WITH KARNATAKA in its kitty, Bharatiya Janata Party (BJP) is quick in seizing the initiative and proclaiming that this victory is nothing but a referendum on the performance of the United Progressive Alliance (UPA) government.
The party believes that this win, clearly signals that the people of India wants a change and they will embrace the Saffron Party during the next general elections.
But, is the victory in Karnataka, really a turning point in the run-up to the next general elections or is it another state election, which Congress should have won but it lost due to weak local organisation, factionalism and inability to offer a strong leader?
It is to be noted that the numbers of seats as well as vote share of the Congress has increased in this elections despite its drubbing at the hustings. To win this elections what the BJP did smartly, was to present itself as a wronged party, done in by Gowdas of JD(S). It presented a unified leadership before the people, symbolised by BS Yediyurappa, a Lingayat by caste, which itself was an astute move to make.
The distribution of tickets to the candidates was also done intelligibly with the BJP, giving tickets to Lingayats, Vokkaligas, SC and ST candidates. Winning ability of the prospective ticket seeker was given a great weightage while allotting the ticket.
All these and several more factors combined to give Karnataka the BJP. Lal Krishna Advani and Sushma Swaraj were quick in proclaiming that this indeed, is the case and if they have Karnataka, Delhi is not far.”
No doubt, BJP has been winning state after state in elections, but is it possible that these victories could mean that India has already decided to give the mandate to the Saffron Party?
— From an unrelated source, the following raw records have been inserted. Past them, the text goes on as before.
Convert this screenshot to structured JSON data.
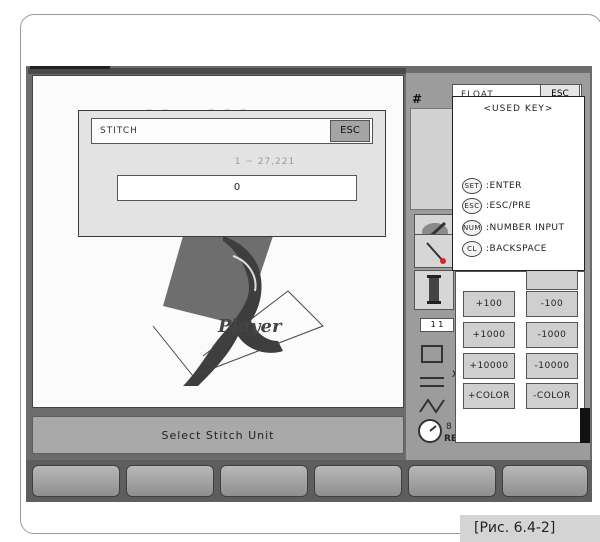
{
  "stitch_dialog": {
    "title": "STITCH",
    "esc_label": "ESC",
    "range": "1 ~ 27,221",
    "value": "0"
  },
  "float_dialog": {
    "title": "FLOAT",
    "esc_label": "ESC",
    "used_key": {
      "title": "<USED KEY>",
      "items": [
        {
          "key": "SET",
          "desc": ":ENTER"
        },
        {
          "key": "ESC",
          "desc": ":ESC/PRE"
        },
        {
          "key": "NUM",
          "desc": ":NUMBER INPUT"
        },
        {
          "key": "CL",
          "desc": ":BACKSPACE"
        }
      ]
    },
    "buttons": [
      "+100",
      "-100",
      "+1000",
      "-1000",
      "+10000",
      "-10000",
      "+COLOR",
      "-COLOR"
    ]
  },
  "side": {
    "hash": "#",
    "fragment_1": "8",
    "fragment_2": "RE",
    "fragment_3": "1  1",
    "x_label": "X"
  },
  "status_text": "Select Stitch Unit",
  "design_label": "Player",
  "caption": "[Рис. 6.4-2]"
}
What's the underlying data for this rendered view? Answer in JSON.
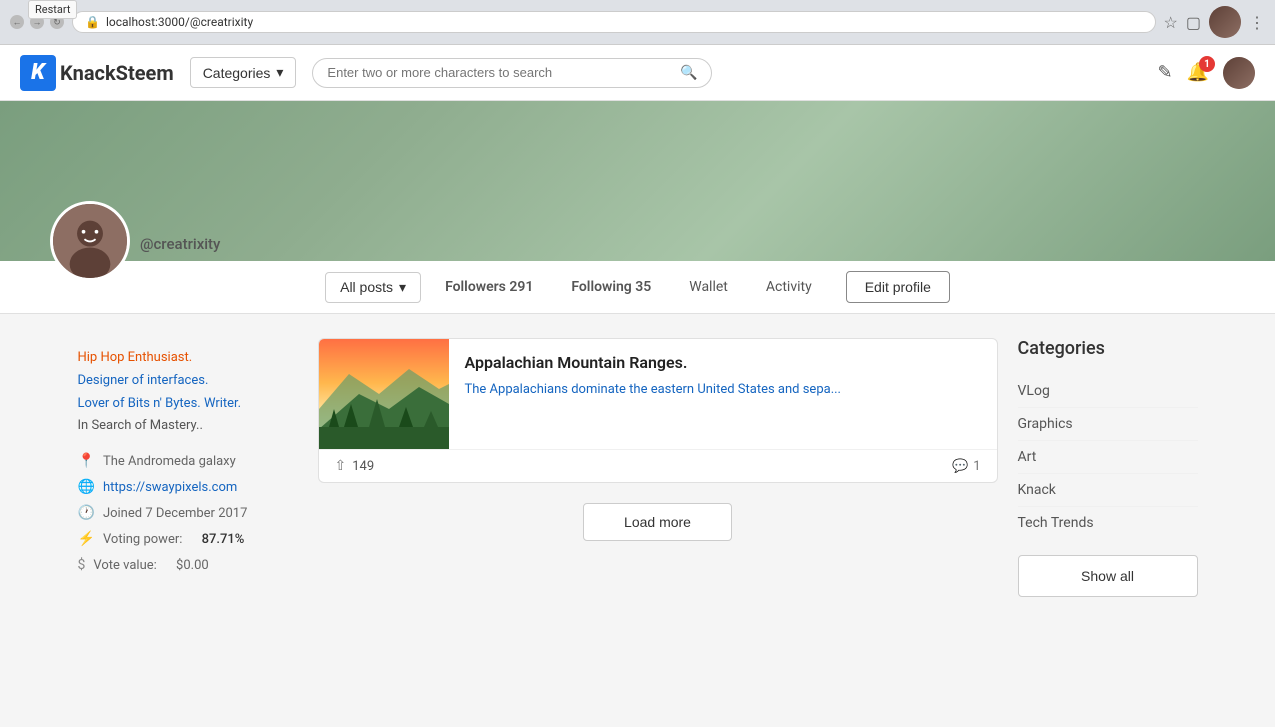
{
  "browser": {
    "url": "localhost:3000/@creatrixity",
    "restart_label": "Restart"
  },
  "navbar": {
    "logo_letter": "K",
    "logo_text_plain": "Knack",
    "logo_text_bold": "Steem",
    "categories_label": "Categories",
    "search_placeholder": "Enter two or more characters to search"
  },
  "notification": {
    "count": "1"
  },
  "profile": {
    "username": "@creatrixity",
    "followers_label": "Followers",
    "followers_count": "291",
    "following_label": "Following",
    "following_count": "35",
    "wallet_label": "Wallet",
    "activity_label": "Activity",
    "edit_profile_label": "Edit profile",
    "all_posts_label": "All posts"
  },
  "sidebar": {
    "bio_line1": "Hip Hop Enthusiast.",
    "bio_line2": "Designer of interfaces.",
    "bio_line3": "Lover of Bits n' Bytes. Writer.",
    "bio_line4": "In Search of Mastery..",
    "location": "The Andromeda galaxy",
    "website": "https://swaypixels.com",
    "joined": "Joined 7 December 2017",
    "voting_power_label": "Voting power:",
    "voting_power_value": "87.71%",
    "vote_value_label": "Vote value:",
    "vote_value_value": "$0.00"
  },
  "post": {
    "title": "Appalachian Mountain Ranges.",
    "excerpt": "The Appalachians dominate the eastern United States and sepa...",
    "votes": "149",
    "comments": "1"
  },
  "feed": {
    "load_more_label": "Load more"
  },
  "categories": {
    "title": "Categories",
    "items": [
      {
        "label": "VLog"
      },
      {
        "label": "Graphics"
      },
      {
        "label": "Art"
      },
      {
        "label": "Knack"
      },
      {
        "label": "Tech Trends"
      }
    ],
    "show_all_label": "Show all"
  }
}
In the run-up to to the crucial general elections, it is important that party chief, Rajnath Singh and his team realise that the state elections and national elections are two different ball games.
To win the general elections on its own, the party will either have to rework the magic of its Hindutva brand of politics or look for ways to bring in the Muslims into the party fold. BJP has its strengths in term of strong organisation at grassroots, enough money power and a good team of leaders, who can think and execute the strategy.
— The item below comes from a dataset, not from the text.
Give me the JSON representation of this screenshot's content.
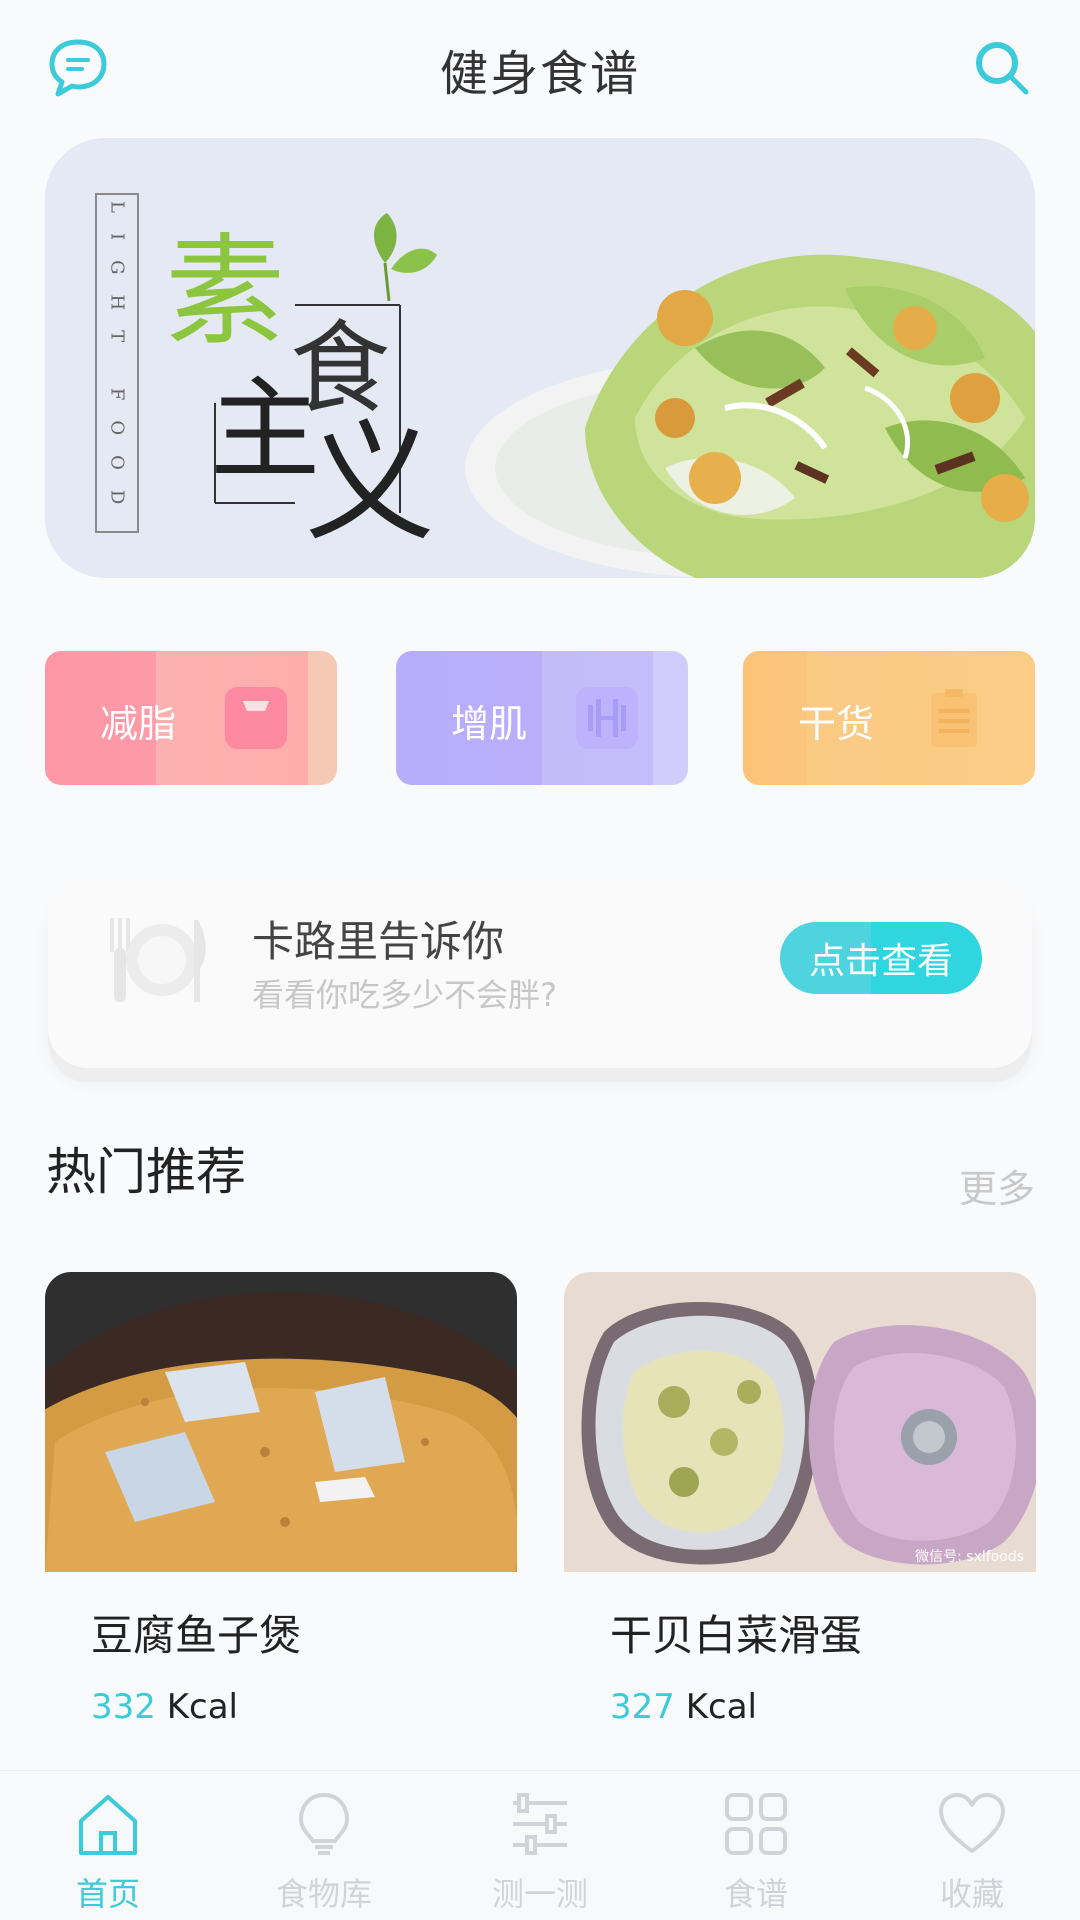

But, the party is also handicapped by the fact that a large section of the Indian population does not have faith in it. Muslims constitute a huge electorate in the country and they influence the result of a large number of Loksabha seats but the party has failed to imbue trust in them.
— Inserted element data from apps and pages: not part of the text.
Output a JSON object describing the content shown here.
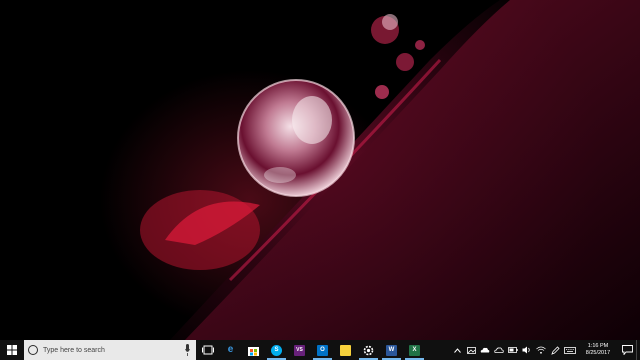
{
  "desktop": {
    "wallpaper": "red-water-droplet-macro"
  },
  "taskbar": {
    "start_icon": "windows-logo-icon",
    "search": {
      "placeholder": "Type here to search"
    },
    "clock": {
      "time": "1:16 PM",
      "date": "8/25/2017"
    },
    "apps": [
      {
        "name": "task-view",
        "label": ""
      },
      {
        "name": "edge",
        "label": "e"
      },
      {
        "name": "store",
        "label": ""
      },
      {
        "name": "skype",
        "label": "S"
      },
      {
        "name": "visual-studio",
        "label": "VS"
      },
      {
        "name": "outlook",
        "label": "O"
      },
      {
        "name": "sticky-notes",
        "label": ""
      },
      {
        "name": "settings",
        "label": ""
      },
      {
        "name": "word",
        "label": "W"
      },
      {
        "name": "excel",
        "label": "X"
      }
    ],
    "tray_icons": [
      "chevron-up-icon",
      "photos-icon",
      "onedrive-icon",
      "cloud-icon",
      "battery-icon",
      "volume-icon",
      "wifi-icon",
      "pen-icon",
      "keyboard-icon"
    ],
    "colors": {
      "accent": "#76b9ed",
      "taskbar_bg": "#101010",
      "search_bg": "#e9e9e9"
    }
  }
}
In addition, a recent survey by a leading media house reports that the country is satisfied with the performance of the UPA government. It thus, appears a paradox that while Congress is losing elections, still its performance at the Centre is being appreciated by people.
Congress has been able to provide a stable government, while offering great populist measures including farm-loans waiver, reservation to Other Backward Classes (OBC) in higher education, proposing to stand as guarantor for education loans and so on.
If BJP concludes that victory in Karnataka means Delhi has been captured, it has caught the wrong end of the stick. It could be a re-run of the ’India Shining’ campaign, which was launched prior to last general elections and resulted in the Vajpayee-led National Democratic Alliance (NDA) getting defeated.
Meri News, May 26, 2008